*** Opening of Records provided ***

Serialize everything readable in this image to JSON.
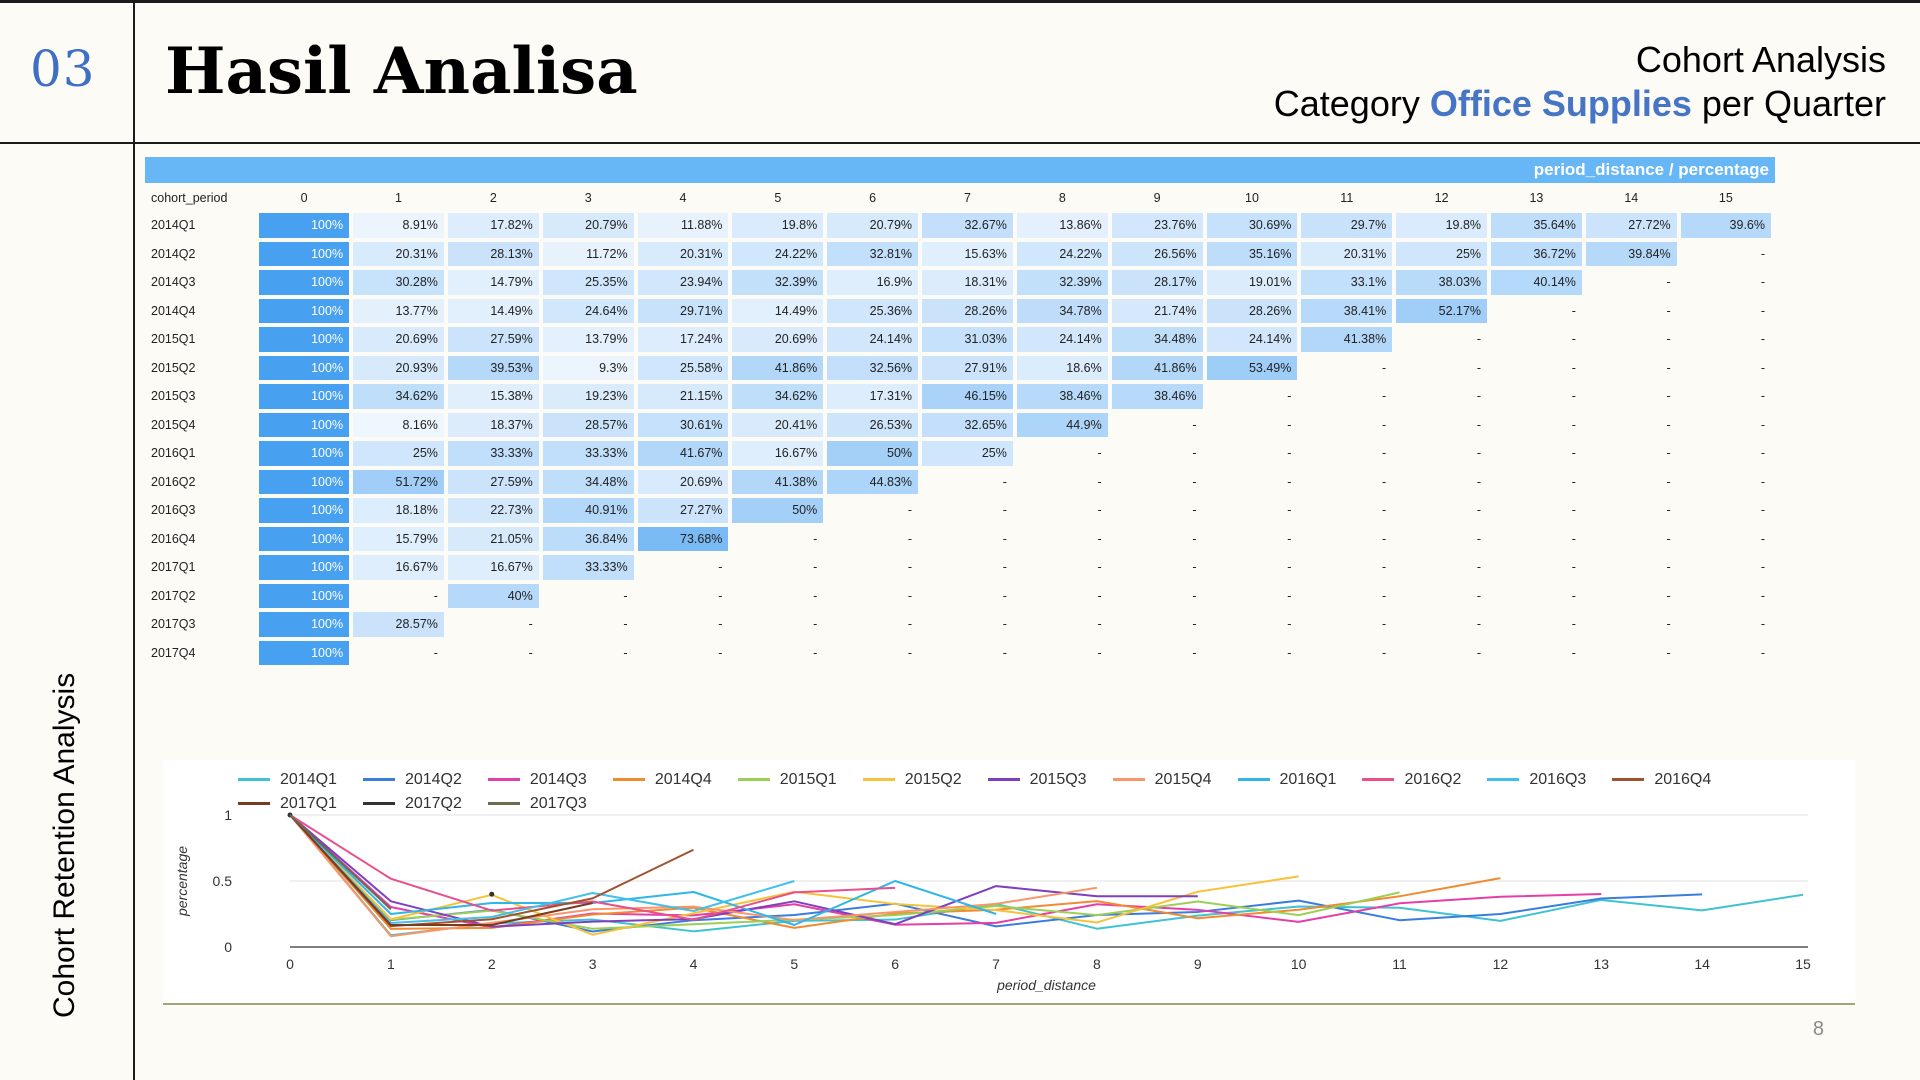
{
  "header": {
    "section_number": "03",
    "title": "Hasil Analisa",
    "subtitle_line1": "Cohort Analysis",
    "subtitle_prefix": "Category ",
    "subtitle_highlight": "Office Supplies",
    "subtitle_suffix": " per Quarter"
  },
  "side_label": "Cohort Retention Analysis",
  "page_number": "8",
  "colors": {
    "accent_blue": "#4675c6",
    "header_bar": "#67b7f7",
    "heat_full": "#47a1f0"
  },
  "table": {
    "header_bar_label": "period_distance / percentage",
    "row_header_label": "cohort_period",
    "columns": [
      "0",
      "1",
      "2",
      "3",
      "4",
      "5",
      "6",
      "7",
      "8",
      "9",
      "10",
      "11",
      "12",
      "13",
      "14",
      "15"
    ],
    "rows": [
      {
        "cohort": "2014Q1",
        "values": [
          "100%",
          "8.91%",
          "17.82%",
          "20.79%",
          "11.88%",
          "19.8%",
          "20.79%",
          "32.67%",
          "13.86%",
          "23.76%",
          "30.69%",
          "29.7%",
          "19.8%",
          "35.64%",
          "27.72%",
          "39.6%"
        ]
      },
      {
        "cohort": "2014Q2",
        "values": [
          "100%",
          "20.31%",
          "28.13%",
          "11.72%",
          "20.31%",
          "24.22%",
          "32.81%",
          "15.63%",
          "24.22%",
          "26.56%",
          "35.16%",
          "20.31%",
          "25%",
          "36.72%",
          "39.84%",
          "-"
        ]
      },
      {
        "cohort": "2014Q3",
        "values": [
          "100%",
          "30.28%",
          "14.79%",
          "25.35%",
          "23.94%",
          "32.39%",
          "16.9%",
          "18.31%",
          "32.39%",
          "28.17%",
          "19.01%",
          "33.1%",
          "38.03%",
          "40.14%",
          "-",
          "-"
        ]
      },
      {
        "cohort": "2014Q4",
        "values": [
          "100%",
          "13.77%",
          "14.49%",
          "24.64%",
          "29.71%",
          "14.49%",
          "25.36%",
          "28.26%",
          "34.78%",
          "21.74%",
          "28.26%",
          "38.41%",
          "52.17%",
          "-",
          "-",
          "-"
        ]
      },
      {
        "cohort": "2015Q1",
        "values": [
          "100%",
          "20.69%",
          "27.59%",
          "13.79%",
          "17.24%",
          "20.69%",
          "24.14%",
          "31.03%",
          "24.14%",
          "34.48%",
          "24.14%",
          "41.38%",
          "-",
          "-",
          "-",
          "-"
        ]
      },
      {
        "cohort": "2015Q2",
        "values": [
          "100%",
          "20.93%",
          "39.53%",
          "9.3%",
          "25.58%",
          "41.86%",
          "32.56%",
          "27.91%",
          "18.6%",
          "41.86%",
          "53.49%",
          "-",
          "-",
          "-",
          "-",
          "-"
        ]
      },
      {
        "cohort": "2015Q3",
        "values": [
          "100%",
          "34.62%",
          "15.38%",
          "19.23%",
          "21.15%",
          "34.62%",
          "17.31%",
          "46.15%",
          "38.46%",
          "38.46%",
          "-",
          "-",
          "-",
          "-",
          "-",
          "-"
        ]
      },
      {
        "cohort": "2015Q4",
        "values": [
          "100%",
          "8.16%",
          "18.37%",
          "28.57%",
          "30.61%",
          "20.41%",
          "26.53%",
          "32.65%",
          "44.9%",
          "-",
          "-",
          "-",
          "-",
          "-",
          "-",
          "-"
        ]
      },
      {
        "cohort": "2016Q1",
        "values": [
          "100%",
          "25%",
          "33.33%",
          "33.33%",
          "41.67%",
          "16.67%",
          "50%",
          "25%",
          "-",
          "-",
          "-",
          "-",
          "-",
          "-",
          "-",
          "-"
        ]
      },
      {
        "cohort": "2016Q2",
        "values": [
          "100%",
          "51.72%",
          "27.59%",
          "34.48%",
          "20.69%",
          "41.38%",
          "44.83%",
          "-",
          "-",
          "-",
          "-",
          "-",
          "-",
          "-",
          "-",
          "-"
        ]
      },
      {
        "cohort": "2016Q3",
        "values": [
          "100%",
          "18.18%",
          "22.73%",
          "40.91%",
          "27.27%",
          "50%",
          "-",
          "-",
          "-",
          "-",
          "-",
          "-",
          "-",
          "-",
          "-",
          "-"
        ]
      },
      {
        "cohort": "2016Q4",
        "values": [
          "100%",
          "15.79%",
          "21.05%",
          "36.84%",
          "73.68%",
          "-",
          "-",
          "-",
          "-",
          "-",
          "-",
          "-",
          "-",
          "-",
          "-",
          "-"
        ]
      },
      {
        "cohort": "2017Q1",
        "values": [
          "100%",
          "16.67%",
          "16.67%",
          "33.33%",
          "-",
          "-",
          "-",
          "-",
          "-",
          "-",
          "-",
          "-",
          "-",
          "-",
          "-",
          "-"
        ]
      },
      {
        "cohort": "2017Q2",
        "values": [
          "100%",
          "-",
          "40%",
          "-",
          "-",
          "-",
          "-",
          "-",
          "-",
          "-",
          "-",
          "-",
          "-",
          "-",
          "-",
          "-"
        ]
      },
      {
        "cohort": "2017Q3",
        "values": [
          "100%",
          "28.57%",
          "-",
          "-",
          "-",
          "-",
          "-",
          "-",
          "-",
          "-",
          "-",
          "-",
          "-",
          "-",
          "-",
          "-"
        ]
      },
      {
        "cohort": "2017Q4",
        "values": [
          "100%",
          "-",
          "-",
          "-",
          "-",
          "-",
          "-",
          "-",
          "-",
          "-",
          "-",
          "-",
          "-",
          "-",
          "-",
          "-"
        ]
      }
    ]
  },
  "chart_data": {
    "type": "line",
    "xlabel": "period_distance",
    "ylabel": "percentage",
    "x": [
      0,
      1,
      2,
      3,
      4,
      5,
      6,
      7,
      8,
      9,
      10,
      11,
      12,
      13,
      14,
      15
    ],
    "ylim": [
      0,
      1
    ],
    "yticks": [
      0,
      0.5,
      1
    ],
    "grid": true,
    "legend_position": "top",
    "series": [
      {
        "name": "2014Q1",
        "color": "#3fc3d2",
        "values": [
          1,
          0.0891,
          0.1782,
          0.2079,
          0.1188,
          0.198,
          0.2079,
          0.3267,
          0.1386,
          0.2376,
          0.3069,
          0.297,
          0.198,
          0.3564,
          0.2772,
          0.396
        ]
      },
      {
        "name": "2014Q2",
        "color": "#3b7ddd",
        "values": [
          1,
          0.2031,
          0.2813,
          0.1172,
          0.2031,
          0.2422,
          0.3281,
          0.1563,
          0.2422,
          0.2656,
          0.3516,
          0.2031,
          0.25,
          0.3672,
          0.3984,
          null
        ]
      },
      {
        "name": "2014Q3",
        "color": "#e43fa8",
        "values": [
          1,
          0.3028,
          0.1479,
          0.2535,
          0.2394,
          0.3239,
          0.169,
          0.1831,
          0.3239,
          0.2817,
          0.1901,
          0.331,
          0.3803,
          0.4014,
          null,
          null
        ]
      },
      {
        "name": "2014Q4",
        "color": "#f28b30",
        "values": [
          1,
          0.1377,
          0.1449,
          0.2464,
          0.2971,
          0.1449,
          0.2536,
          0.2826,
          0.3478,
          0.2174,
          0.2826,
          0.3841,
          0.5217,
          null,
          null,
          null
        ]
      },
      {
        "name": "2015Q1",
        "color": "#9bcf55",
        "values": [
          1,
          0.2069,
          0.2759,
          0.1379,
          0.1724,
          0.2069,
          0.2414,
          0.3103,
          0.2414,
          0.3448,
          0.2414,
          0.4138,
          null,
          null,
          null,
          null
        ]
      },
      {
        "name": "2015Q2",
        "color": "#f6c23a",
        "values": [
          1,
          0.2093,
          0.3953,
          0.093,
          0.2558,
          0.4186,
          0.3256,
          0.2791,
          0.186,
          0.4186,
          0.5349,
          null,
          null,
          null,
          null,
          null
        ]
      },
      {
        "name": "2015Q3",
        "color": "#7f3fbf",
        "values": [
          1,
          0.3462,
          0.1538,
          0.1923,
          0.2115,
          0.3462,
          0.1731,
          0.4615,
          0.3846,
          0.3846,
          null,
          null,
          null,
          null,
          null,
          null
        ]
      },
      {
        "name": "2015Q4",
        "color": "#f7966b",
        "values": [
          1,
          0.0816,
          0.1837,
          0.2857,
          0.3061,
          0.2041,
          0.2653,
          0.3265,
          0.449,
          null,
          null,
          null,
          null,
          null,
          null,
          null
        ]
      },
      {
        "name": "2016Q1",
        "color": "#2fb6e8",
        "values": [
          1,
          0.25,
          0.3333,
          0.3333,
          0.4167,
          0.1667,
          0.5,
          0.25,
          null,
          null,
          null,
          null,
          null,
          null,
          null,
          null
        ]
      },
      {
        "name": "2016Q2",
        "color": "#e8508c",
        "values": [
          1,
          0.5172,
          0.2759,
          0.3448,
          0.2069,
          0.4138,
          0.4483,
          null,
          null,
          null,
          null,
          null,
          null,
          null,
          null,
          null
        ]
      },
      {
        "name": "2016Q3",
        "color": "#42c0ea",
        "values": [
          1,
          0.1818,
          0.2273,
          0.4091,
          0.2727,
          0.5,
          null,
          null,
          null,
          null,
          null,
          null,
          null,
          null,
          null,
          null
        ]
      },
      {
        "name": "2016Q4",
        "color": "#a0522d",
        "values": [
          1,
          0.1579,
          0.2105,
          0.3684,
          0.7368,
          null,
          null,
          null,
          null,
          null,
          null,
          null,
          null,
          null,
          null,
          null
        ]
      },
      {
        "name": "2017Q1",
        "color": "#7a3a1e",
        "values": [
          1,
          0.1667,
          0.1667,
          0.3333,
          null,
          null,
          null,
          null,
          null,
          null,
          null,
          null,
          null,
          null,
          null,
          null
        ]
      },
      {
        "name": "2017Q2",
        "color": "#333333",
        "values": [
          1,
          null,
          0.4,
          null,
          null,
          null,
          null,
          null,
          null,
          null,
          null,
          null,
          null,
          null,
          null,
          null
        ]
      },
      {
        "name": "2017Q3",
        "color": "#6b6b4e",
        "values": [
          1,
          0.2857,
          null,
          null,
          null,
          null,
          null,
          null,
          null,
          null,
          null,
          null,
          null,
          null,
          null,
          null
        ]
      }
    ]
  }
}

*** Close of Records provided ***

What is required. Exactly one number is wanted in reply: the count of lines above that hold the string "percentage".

The answer. 2